Dr. William Price (1800-1893) led a highly eccentric life. Some details from an article about him on bbc.co.uk:
- He "ate no meat, drank mainly champagne, eschewed the wearing of socks and prescribed a vegetarian diet for his patients instead of medicine."
- He had a liking for outlandish costume, "notably a fox-skin headdress with the legs and tails hanging down over his shoulders and back."
- "He became fascinated by the old druidic rites and even held druidic ceremonies at the rocking stone outside Pontypridd."
Price in 1884 wearing his druid attire. Source: MarkBerePeterson.com
However, his main claim to fame is that he helped to bring about the legalization of cremation in Britain.
Supporters of cremation had been trying to get it legalized throughout the nineteenth century. But Price caused the issue to come to a head by burning the body of his five-month-old son, Jesus Christ, on a funeral pyre, after the child had died a natural death. Yes, he had named his son Jesus Christ, or "Iesu Grist" in Welsh.
Price was arrested and charged with the crime of illegal cremation. His eventual acquittal led directly to the passage of the Cremation Act, which made it legal to burn bodies in Britain.

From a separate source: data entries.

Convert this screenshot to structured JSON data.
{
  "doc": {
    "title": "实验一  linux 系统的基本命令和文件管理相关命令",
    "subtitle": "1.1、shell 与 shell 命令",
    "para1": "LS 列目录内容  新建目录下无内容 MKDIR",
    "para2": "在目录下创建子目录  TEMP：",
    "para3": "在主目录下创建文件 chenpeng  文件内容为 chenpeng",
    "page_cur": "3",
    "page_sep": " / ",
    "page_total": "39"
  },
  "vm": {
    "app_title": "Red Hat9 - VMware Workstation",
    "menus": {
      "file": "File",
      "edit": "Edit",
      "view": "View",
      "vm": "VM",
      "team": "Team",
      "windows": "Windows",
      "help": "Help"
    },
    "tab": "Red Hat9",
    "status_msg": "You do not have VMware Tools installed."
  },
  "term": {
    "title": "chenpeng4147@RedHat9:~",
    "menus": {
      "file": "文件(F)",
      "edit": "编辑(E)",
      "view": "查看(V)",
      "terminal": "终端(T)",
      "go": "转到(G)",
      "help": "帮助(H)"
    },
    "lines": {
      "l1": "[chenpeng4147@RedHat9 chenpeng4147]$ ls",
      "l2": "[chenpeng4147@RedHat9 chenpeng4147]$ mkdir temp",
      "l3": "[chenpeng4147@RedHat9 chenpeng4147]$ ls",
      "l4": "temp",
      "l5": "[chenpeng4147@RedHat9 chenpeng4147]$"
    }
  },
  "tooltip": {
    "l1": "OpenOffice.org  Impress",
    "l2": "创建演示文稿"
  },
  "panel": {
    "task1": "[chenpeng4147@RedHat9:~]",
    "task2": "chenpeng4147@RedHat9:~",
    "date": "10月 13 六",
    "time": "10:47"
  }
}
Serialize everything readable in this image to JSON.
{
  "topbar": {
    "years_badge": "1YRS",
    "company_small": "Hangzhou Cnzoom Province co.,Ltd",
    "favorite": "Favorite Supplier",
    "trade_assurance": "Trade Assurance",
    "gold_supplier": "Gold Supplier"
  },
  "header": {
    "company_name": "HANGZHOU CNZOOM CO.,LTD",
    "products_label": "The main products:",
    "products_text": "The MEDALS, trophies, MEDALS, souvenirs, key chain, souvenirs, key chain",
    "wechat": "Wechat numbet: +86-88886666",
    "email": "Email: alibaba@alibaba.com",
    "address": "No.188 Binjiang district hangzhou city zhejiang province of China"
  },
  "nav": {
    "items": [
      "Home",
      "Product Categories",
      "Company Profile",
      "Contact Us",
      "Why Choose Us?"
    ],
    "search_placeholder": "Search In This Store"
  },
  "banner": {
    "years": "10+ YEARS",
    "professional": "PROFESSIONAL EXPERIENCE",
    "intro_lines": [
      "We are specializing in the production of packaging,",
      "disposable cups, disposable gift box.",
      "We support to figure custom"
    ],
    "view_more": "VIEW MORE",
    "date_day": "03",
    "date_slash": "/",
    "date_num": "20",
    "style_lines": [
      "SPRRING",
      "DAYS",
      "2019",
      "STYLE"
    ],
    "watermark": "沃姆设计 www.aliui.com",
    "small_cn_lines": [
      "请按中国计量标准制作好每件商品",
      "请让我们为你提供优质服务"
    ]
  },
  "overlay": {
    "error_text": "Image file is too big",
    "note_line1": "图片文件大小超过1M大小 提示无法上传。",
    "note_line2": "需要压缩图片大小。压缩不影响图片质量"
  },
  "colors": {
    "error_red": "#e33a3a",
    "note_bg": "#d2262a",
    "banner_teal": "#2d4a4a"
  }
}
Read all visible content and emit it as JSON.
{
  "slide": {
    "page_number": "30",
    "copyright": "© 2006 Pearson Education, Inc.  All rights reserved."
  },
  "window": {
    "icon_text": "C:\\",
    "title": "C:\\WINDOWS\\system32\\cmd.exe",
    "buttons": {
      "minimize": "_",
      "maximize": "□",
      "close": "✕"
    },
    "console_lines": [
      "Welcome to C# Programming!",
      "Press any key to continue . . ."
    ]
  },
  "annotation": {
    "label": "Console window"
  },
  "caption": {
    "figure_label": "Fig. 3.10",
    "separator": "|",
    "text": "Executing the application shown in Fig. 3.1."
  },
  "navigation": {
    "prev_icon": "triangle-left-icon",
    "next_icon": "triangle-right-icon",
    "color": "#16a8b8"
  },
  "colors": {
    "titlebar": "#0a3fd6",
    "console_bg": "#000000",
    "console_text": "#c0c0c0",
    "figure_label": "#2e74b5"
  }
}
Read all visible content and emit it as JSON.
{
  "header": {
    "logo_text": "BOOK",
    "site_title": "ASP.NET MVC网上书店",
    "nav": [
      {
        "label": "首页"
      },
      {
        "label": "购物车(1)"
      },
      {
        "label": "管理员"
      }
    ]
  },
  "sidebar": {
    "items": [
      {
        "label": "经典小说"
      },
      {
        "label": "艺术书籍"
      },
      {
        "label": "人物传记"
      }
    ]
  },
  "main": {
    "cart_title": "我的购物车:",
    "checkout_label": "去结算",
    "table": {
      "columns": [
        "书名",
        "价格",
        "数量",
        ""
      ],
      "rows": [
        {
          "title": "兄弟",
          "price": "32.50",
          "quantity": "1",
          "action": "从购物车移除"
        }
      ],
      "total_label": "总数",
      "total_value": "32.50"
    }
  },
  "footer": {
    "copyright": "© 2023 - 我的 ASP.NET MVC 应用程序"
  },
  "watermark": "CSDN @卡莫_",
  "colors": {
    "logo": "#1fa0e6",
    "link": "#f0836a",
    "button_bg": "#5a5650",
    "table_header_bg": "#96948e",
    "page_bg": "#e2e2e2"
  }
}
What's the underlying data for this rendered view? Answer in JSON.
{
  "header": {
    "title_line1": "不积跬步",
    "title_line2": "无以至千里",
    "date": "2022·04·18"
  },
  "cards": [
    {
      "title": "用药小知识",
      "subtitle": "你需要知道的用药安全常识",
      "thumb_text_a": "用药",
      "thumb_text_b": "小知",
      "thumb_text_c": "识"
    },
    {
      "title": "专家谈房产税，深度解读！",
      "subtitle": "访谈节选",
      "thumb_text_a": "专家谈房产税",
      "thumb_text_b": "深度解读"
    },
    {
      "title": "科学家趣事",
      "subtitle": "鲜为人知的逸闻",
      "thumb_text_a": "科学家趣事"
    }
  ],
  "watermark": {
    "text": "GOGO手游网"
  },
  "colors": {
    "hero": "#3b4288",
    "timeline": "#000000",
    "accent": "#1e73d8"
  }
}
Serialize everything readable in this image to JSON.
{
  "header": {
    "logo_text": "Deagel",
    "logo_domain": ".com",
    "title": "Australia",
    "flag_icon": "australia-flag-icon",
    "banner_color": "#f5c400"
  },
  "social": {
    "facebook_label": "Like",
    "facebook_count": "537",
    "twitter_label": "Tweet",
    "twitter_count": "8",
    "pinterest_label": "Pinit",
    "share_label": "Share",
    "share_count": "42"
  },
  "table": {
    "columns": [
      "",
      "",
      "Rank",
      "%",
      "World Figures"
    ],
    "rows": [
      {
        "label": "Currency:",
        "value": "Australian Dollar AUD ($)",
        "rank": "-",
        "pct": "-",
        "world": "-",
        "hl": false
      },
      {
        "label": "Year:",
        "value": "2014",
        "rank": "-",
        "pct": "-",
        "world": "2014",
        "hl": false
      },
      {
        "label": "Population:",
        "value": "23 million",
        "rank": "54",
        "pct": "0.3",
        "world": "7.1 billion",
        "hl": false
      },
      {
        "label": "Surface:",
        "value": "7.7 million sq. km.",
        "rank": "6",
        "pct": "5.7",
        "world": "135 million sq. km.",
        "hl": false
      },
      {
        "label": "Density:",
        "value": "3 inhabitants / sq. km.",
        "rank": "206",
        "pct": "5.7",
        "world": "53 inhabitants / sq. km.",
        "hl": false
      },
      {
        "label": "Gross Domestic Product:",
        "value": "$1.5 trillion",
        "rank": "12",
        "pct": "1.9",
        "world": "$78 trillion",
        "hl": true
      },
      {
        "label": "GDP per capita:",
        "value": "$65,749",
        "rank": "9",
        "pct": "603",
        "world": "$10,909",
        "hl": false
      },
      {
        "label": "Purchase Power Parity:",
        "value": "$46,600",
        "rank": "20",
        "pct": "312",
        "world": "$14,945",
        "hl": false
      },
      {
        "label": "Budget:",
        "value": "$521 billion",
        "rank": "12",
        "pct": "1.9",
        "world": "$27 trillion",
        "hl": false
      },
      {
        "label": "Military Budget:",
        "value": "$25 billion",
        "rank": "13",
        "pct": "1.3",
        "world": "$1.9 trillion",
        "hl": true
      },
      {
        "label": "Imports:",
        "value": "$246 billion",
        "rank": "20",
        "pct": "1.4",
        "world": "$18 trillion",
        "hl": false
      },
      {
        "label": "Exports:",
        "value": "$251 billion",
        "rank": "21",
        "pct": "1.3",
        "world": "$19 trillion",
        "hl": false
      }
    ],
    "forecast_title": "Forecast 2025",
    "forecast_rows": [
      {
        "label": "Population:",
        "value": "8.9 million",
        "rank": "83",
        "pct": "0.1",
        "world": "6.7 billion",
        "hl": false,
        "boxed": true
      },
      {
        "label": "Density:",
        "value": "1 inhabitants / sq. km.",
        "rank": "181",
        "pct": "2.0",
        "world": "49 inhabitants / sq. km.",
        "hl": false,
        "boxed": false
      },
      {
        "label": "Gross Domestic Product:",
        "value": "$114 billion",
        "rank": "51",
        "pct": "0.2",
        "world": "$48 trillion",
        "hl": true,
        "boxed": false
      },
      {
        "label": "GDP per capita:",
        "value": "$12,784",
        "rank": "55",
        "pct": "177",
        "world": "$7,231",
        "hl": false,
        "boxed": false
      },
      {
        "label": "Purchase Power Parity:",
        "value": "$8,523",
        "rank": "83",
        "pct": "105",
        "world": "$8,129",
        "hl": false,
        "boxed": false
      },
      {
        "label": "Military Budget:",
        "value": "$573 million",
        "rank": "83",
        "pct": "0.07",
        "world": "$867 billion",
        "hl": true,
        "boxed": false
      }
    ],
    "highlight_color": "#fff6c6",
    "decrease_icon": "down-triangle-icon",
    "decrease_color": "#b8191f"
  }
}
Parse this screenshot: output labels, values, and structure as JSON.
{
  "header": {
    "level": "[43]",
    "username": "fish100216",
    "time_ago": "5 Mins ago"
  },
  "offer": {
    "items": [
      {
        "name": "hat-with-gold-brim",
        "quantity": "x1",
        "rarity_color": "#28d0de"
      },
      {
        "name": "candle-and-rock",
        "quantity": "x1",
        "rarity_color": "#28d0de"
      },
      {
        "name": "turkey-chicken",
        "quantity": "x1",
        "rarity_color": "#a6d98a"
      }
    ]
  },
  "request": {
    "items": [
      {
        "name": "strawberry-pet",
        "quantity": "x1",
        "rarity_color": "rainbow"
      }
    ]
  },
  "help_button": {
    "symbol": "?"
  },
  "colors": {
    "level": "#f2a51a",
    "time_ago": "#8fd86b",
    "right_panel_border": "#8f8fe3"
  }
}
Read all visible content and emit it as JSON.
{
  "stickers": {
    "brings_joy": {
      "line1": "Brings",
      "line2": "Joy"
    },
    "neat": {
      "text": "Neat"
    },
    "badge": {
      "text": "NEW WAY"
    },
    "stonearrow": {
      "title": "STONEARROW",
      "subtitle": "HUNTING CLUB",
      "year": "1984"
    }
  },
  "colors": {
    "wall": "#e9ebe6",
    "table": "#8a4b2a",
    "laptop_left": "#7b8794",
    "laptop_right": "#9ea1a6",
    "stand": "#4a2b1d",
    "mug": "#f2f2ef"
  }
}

When Price himself died in 1893 he was cremated on a giant funeral pyre as thousands of spectators watched.
However, it's worth noting that while cremation is now legal (and commonplace) in the UK and USA, open-air pyres aren't legal, as far as I know.
More info: wikipedia
Category: Death | Eccentrics | Nineteenth Century